- Moazzam Begg, a British citizen who was detained at Guantanamo for alleged ties to Al-Qaeda and later released, is currently the director of CAGE, “an independent advocacy organization…campaigning against the War on Terror for more than a decade.” According to the Times, “as recently as March this year an Amnesty employee defended such partnerships and voiced sympathy for those whose ‘only crime is to be soft on Islamic militants’.”
- Amnesty partners with CAGE (then Cageprisoners) and Begg, and in 2010, Gita Sahgal, head of Amnesty’s Gender Unit, publicly criticized the organization for this relationship, stating that Begg’s support for the Taliban “fundamentally damages Amnesty International’s integrity and, more importantly, constitutes a threat to human rights.” Amnesty suspended Sahgal for speaking out and she was forced to leave the organization shortly thereafter. Amnesty’s Interim Secretary General defended the relationship with Begg, remarking that “jihad in self-defence” is not “antithetical to human rights.” For more on the incident, see NGO Monitor’s Lending Legitimacy to Terror? Amnesty’s Partnership with CAGE. CAGE has been condemned in the UK for referring to Muhammed Emwazi (“Jihadi John”) as an “extremely gentle, kind” and a “beautiful young man.”
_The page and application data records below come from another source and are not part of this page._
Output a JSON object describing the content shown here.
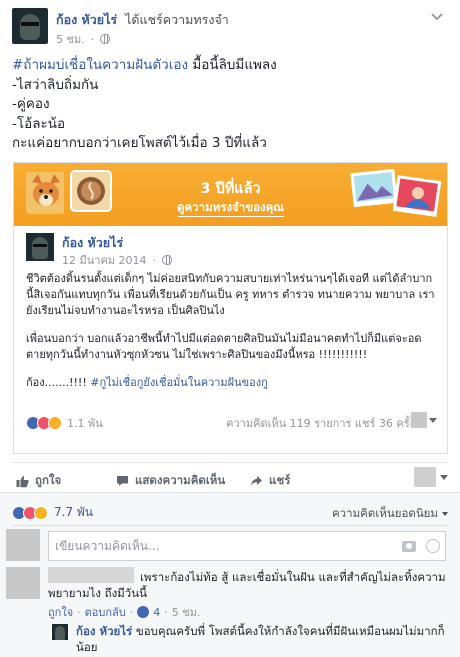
{
  "post": {
    "author": "ก้อง หัวยไร่",
    "action": "ได้แชร์ความทรงจำ",
    "time": "5 ชม.",
    "lines": [
      "#ถ้าผมบ่เชื่อในความฝันตัวเอง",
      " มื้อนี้ลิบมีแพลง",
      "-ไสว่าลิบถิ่มกัน",
      "-คู่คอง",
      "-โอ้ละน้อ",
      "กะแค่อยากบอกว่าเคยโพสต์ไว้เมื่อ 3 ปีที่แล้ว"
    ]
  },
  "memory": {
    "title": "3 ปีที่แล้ว",
    "link": "ดูความทรงจำของคุณ",
    "inner": {
      "author": "ก้อง หัวยไร่",
      "date": "12 มีนาคม 2014",
      "para1": "ชีวิตต้องดิ้นรนตั้งแต่เด็กๆ ไม่ค่อยสนิทกับความสบายเท่าไหร่นานๆได้เจอที แต่ได้ลำบากนี้สิเจอกันแทบทุกวัน เพื่อนที่เรียนด้วยกันเป็น ครู ทหาร ตำรวจ ทนายความ พยาบาล เรายังเรียนไม่จบทำงานอะไรหรอ เป็นศิลปินไง",
      "para2": "เพื่อนบอกว่า บอกแล้วอาชีพนี้ทำไปมีแต่อดตายศิลปินมันไม่มีอนาคตทำไปก็มีแต่จะอดตายทุกวันนี้ทำงานหัวซุกหัวซน ไม่ใช่เพราะศิลปินของมึงนี้หรอ !!!!!!!!!!!",
      "para3_prefix": "ก้อง.......!!!! ",
      "para3_hashtag": "#กูไม่เชื่อกูยังเชื่อมั่นในความฝันของกู",
      "reaction_count": "1.1 พัน",
      "stats": "ความคิดเห็น 119 รายการ  แชร์ 36 ครั้ง"
    }
  },
  "actions": {
    "like": "ถูกใจ",
    "comment": "แสดงความคิดเห็น",
    "share": "แชร์"
  },
  "summary": {
    "reaction_count": "7.7 พัน",
    "sort_label": "ความคิดเห็นยอดนิยม"
  },
  "compose": {
    "placeholder": "เขียนความคิดเห็น..."
  },
  "comment": {
    "text": "เพราะก้องไม่ท้อ สู้ และเชื่อมั่นในฝัน และที่สำคัญไม่ละทิ้งความพยายามไง ถึงมีวันนี้",
    "like": "ถูกใจ",
    "reply": "ตอบกลับ",
    "likes": "4",
    "time": "5 ชม."
  },
  "reply": {
    "author": "ก้อง หัวยไร่",
    "text": " ขอบคุณครับพี่ โพสต์นี้คงให้กำลังใจคนที่มีฝันเหมือนผมไม่มากก็น้อย"
  },
  "colors": {
    "link_blue": "#365899",
    "banner_orange": "#f5a623",
    "like_blue": "#4267b2",
    "love_red": "#f25268",
    "wow_yellow": "#f7b125"
  }
}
- Deborah Hyams was hired in 2010 as “Israel, Occupied Palestinian Territories and Palestinian Authority” researcher. Hyams has an extensive background in radical anti-Israel activism, including acting as a “human shield” in Beit Jala in 2001.
- Saleh Hijazi, Amnesty campaigner on Israel and the OPT, worked as a Public Relations officer for the Palestinian Authority’s Office of the Ministry of Planning in Ramallah in 2005, and in 2007 he was listed as contact for the NGO “Another Voice” – under the group’s signature “Resist! Boycott! We Are Intifada!” Hijazi has also posted as his profile picture on Facebook, images of PFLP terrorist Leila Khaled and Islamic Jihad spokesman Khader Adnan.
- A 2012 tweet by Kristyan Benedict, Amnesty-UK’s Campaign Manager, prompted an inquiry into Amnesty by John Mann MP, chair of the UK All-Party Parliamentary Group against Anti-Semitism, seeking clarification on the organization’s policies towards preventing antisemitism. Benedict also has compared Israel to ISIS (using the #JSIL hashtag) and has retweeted an article from Hamas’ website.
- Edith Garwood, Amnesty-USA’s “Country Specialist on Israel, Occupied Palestinian Territories, and Palestinian Authority,” volunteered for the International Solidarity Movement (ISM) before joining Amnesty.
- On Amnesty financial scandals, see NGO Monitor on The Irene Khan Affair.